After 10 years out of the academic economic geography ferment – as a public policy and evaluation consultant of EU, UK and quangocracy economic and social development programmes – I plunged back in at the 4th Global Economic Geography conference at the University of Oxford in August.

The session on ‘Economic Geography and policy: what do we have to say and to whom?’ was particularly interesting (but so were many) in asking a question that had been asked by Ron Martin, Doreen Massey and others as I left academe in the early 2000s. At that time, Ron Martin was exercised especially by both the ‘cultural turn’ and the powerful and rising policy influence of spatial economics and, for him, the seeming invisibility of geographers in public policy circles.

The good news over a decade later was that the Panellists (Susan Christopherson, Ron Martin, Jamie Peck and Andrés Rodrígues-Pose) were agreed in believing and illustrating the substantial progress that has been made by economic geographers in engaging with and influencing policy (although with greater ambivalence from Jamie Peck given his Canadian residency and period of employment in north America).

However, the Panellists exhorted also for more to be done by the sub-discipline and subsequent discussions and questions from the floor often bemoaned the difficulties, randomness and quirkiness of engagement with policymakers.

Yet for me, given my recent return to academe from the policy making arena, the debate still showed some of what still needs to be done – principally because there was only limited evidence of the room’s understanding of the policymakers ‘mindset’. A sense of less of ‘in their shoes’ than if we promote our material more strongly the ramparts of policy will fall.

I would illustrate this lack of understanding based on the seemingly simple but important statement that policymakers are ‘the machinery of government’. It implies, for example, that even as policy makers purport to be independent they will reflect the language, if not the ideology, of the government they are serving. Indeed their job is to implement ‘efficiently and effectively’ the will of the democratically elected and accountable government.

Bluntly, what it means is that some of our suggestions as economic geographers will simply not be able to be considered. Policy reflects political choices (government) and if your suggestions aren’t the right political flavour then I wouldn’t beat yourself up about ‘not being listened to’ (it’s going to be a longer-run game).

‘Machinery’ also means the processes of government; not once in a debate on policy was ‘the policy cycle’ mentioned. Yet this is the simplest of managerial tools which frames the work programme of policymakers. What is required and being sought through what (level of open) process matters a great deal dependent on the stage in the policy cycle.
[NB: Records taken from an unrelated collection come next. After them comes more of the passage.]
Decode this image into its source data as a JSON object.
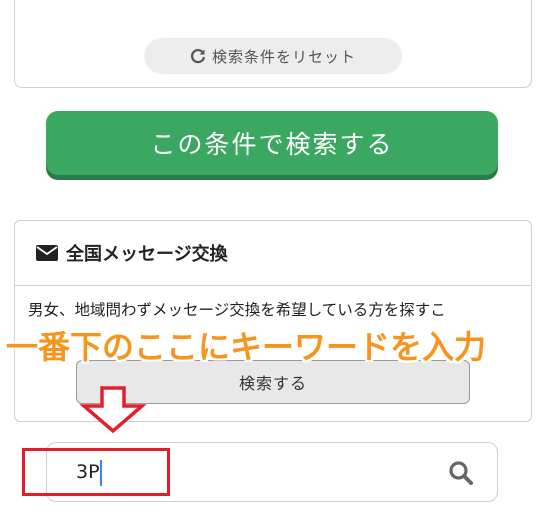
{
  "reset": {
    "label": "検索条件をリセット",
    "icon": "refresh-icon"
  },
  "submit": {
    "label": "この条件で検索する",
    "color": "#3aa861"
  },
  "message_card": {
    "title": "全国メッセージ交換",
    "icon": "envelope-icon",
    "description": "男女、地域問わずメッセージ交換を希望している方を探すこ",
    "search_label": "検索する"
  },
  "annotation": {
    "text": "一番下のここにキーワードを入力",
    "color": "#f7941d"
  },
  "keyword": {
    "value": "3P",
    "icon": "search-icon"
  },
  "highlight_color": "#e3202a"
}
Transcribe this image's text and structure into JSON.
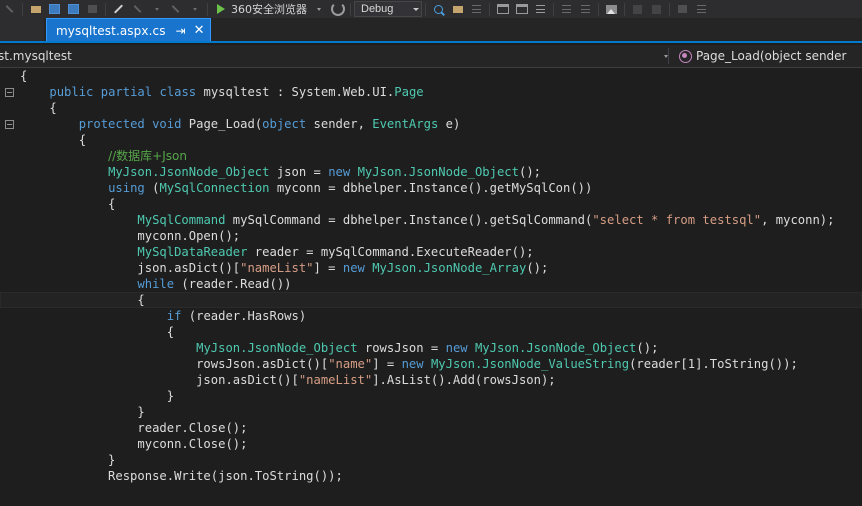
{
  "toolbar": {
    "browser_label": "360安全浏览器",
    "config_label": "Debug",
    "icons": [
      "open-folder-icon",
      "new-window-icon",
      "save-icon",
      "undo-icon",
      "redo-icon",
      "run-icon",
      "stop-icon",
      "find-icon",
      "comment-icon",
      "uncomment-icon",
      "indent-icon",
      "outdent-icon",
      "image-icon",
      "bar-icon",
      "list-icon"
    ]
  },
  "tab": {
    "title": "mysqltest.aspx.cs",
    "pin_glyph": "⇥",
    "close_glyph": "✕"
  },
  "navbar": {
    "left_text": "st.mysqltest",
    "right_text": "Page_Load(object sender"
  },
  "editor": {
    "lines": [
      {
        "indent": 0,
        "fold": null,
        "current": false,
        "tokens": [
          {
            "t": "{",
            "c": "pl"
          }
        ]
      },
      {
        "indent": 0,
        "fold": "minus",
        "current": false,
        "tokens": [
          {
            "t": "    ",
            "c": "pl"
          },
          {
            "t": "public",
            "c": "kw"
          },
          {
            "t": " ",
            "c": "pl"
          },
          {
            "t": "partial",
            "c": "kw"
          },
          {
            "t": " ",
            "c": "pl"
          },
          {
            "t": "class",
            "c": "kw"
          },
          {
            "t": " mysqltest : System.Web.UI.",
            "c": "pl"
          },
          {
            "t": "Page",
            "c": "typ"
          }
        ]
      },
      {
        "indent": 0,
        "fold": null,
        "current": false,
        "tokens": [
          {
            "t": "    {",
            "c": "pl"
          }
        ]
      },
      {
        "indent": 0,
        "fold": "minus",
        "current": false,
        "tokens": [
          {
            "t": "        ",
            "c": "pl"
          },
          {
            "t": "protected",
            "c": "kw"
          },
          {
            "t": " ",
            "c": "pl"
          },
          {
            "t": "void",
            "c": "kw"
          },
          {
            "t": " Page_Load(",
            "c": "pl"
          },
          {
            "t": "object",
            "c": "kw"
          },
          {
            "t": " sender, ",
            "c": "pl"
          },
          {
            "t": "EventArgs",
            "c": "typ"
          },
          {
            "t": " e)",
            "c": "pl"
          }
        ]
      },
      {
        "indent": 0,
        "fold": null,
        "current": false,
        "tokens": [
          {
            "t": "        {",
            "c": "pl"
          }
        ]
      },
      {
        "indent": 0,
        "fold": null,
        "current": false,
        "tokens": [
          {
            "t": "            ",
            "c": "pl"
          },
          {
            "t": "//数据库+Json",
            "c": "cm"
          }
        ]
      },
      {
        "indent": 0,
        "fold": null,
        "current": false,
        "tokens": [
          {
            "t": "            ",
            "c": "pl"
          },
          {
            "t": "MyJson.JsonNode_Object",
            "c": "typ"
          },
          {
            "t": " json = ",
            "c": "pl"
          },
          {
            "t": "new",
            "c": "kw"
          },
          {
            "t": " ",
            "c": "pl"
          },
          {
            "t": "MyJson.JsonNode_Object",
            "c": "typ"
          },
          {
            "t": "();",
            "c": "pl"
          }
        ]
      },
      {
        "indent": 0,
        "fold": null,
        "current": false,
        "tokens": [
          {
            "t": "            ",
            "c": "pl"
          },
          {
            "t": "using",
            "c": "kw"
          },
          {
            "t": " (",
            "c": "pl"
          },
          {
            "t": "MySqlConnection",
            "c": "typ"
          },
          {
            "t": " myconn = dbhelper.Instance().getMySqlCon())",
            "c": "pl"
          }
        ]
      },
      {
        "indent": 0,
        "fold": null,
        "current": false,
        "tokens": [
          {
            "t": "            {",
            "c": "pl"
          }
        ]
      },
      {
        "indent": 0,
        "fold": null,
        "current": false,
        "tokens": [
          {
            "t": "                ",
            "c": "pl"
          },
          {
            "t": "MySqlCommand",
            "c": "typ"
          },
          {
            "t": " mySqlCommand = dbhelper.Instance().getSqlCommand(",
            "c": "pl"
          },
          {
            "t": "\"select * from testsql\"",
            "c": "str"
          },
          {
            "t": ", myconn);",
            "c": "pl"
          }
        ]
      },
      {
        "indent": 0,
        "fold": null,
        "current": false,
        "tokens": [
          {
            "t": "                myconn.Open();",
            "c": "pl"
          }
        ]
      },
      {
        "indent": 0,
        "fold": null,
        "current": false,
        "tokens": [
          {
            "t": "                ",
            "c": "pl"
          },
          {
            "t": "MySqlDataReader",
            "c": "typ"
          },
          {
            "t": " reader = mySqlCommand.ExecuteReader();",
            "c": "pl"
          }
        ]
      },
      {
        "indent": 0,
        "fold": null,
        "current": false,
        "tokens": [
          {
            "t": "                json.asDict()[",
            "c": "pl"
          },
          {
            "t": "\"nameList\"",
            "c": "str"
          },
          {
            "t": "] = ",
            "c": "pl"
          },
          {
            "t": "new",
            "c": "kw"
          },
          {
            "t": " ",
            "c": "pl"
          },
          {
            "t": "MyJson.JsonNode_Array",
            "c": "typ"
          },
          {
            "t": "();",
            "c": "pl"
          }
        ]
      },
      {
        "indent": 0,
        "fold": null,
        "current": false,
        "tokens": [
          {
            "t": "                ",
            "c": "pl"
          },
          {
            "t": "while",
            "c": "kw"
          },
          {
            "t": " (reader.Read())",
            "c": "pl"
          }
        ]
      },
      {
        "indent": 0,
        "fold": null,
        "current": true,
        "tokens": [
          {
            "t": "                {",
            "c": "pl"
          }
        ]
      },
      {
        "indent": 0,
        "fold": null,
        "current": false,
        "tokens": [
          {
            "t": "                    ",
            "c": "pl"
          },
          {
            "t": "if",
            "c": "kw"
          },
          {
            "t": " (reader.HasRows)",
            "c": "pl"
          }
        ]
      },
      {
        "indent": 0,
        "fold": null,
        "current": false,
        "tokens": [
          {
            "t": "                    {",
            "c": "pl"
          }
        ]
      },
      {
        "indent": 0,
        "fold": null,
        "current": false,
        "tokens": [
          {
            "t": "                        ",
            "c": "pl"
          },
          {
            "t": "MyJson.JsonNode_Object",
            "c": "typ"
          },
          {
            "t": " rowsJson = ",
            "c": "pl"
          },
          {
            "t": "new",
            "c": "kw"
          },
          {
            "t": " ",
            "c": "pl"
          },
          {
            "t": "MyJson.JsonNode_Object",
            "c": "typ"
          },
          {
            "t": "();",
            "c": "pl"
          }
        ]
      },
      {
        "indent": 0,
        "fold": null,
        "current": false,
        "tokens": [
          {
            "t": "                        rowsJson.asDict()[",
            "c": "pl"
          },
          {
            "t": "\"name\"",
            "c": "str"
          },
          {
            "t": "] = ",
            "c": "pl"
          },
          {
            "t": "new",
            "c": "kw"
          },
          {
            "t": " ",
            "c": "pl"
          },
          {
            "t": "MyJson.JsonNode_ValueString",
            "c": "typ"
          },
          {
            "t": "(reader[1].ToString());",
            "c": "pl"
          }
        ]
      },
      {
        "indent": 0,
        "fold": null,
        "current": false,
        "tokens": [
          {
            "t": "                        json.asDict()[",
            "c": "pl"
          },
          {
            "t": "\"nameList\"",
            "c": "str"
          },
          {
            "t": "].AsList().Add(rowsJson);",
            "c": "pl"
          }
        ]
      },
      {
        "indent": 0,
        "fold": null,
        "current": false,
        "tokens": [
          {
            "t": "                    }",
            "c": "pl"
          }
        ]
      },
      {
        "indent": 0,
        "fold": null,
        "current": false,
        "tokens": [
          {
            "t": "                }",
            "c": "pl"
          }
        ]
      },
      {
        "indent": 0,
        "fold": null,
        "current": false,
        "tokens": [
          {
            "t": "                reader.Close();",
            "c": "pl"
          }
        ]
      },
      {
        "indent": 0,
        "fold": null,
        "current": false,
        "tokens": [
          {
            "t": "                myconn.Close();",
            "c": "pl"
          }
        ]
      },
      {
        "indent": 0,
        "fold": null,
        "current": false,
        "tokens": [
          {
            "t": "            }",
            "c": "pl"
          }
        ]
      },
      {
        "indent": 0,
        "fold": null,
        "current": false,
        "tokens": [
          {
            "t": "            Response.Write(json.ToString());",
            "c": "pl"
          }
        ]
      }
    ]
  },
  "colors": {
    "editor_bg": "#1e1e1e",
    "chrome_bg": "#2d2d30",
    "tab_active": "#1874cd",
    "accent": "#007acc",
    "keyword": "#569cd6",
    "type": "#4ec9b0",
    "string": "#d69d85",
    "comment": "#57a64a",
    "text": "#dcdcdc"
  }
}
Is a policy maker defining the problem or issue (and seeking evidence for it) or designing the intervention (what we know/best practice), monitoring progress (hopefully formatively) or evaluating and learning lessons as the basis for kicking off the cycle once again. The session had rare examples of positive joy that policymakers had been ‘open to new ideas’ – but they won’t be listening in such a manner if they are further through the policy cycle, and nor should they be.

For sure, policymakers do want ‘solutions’ – as was flagged by the Panel – but I might suggest also rather more insistently the point that was made that universities are now merely one knowledge provider/intermediary in the system (alongside think tanks, lobbyists, international organisations, consultancies, gurus, etc.). Many of these also are much more focused and adept at crafting their message for the policymaker, especially in the new media environment.

As academics we need to understand that we have a certain ‘market position’ in the policy machinery – defined (still) by greater independence, rigour (most of the time) and less constrained assumptions amongst other things. Notwithstanding an increasingly schizophrenic machinery of government, these attributes still have to be delivered in the right manner, and at the right juncture, if further progress with policymaking is to be reported in another decade!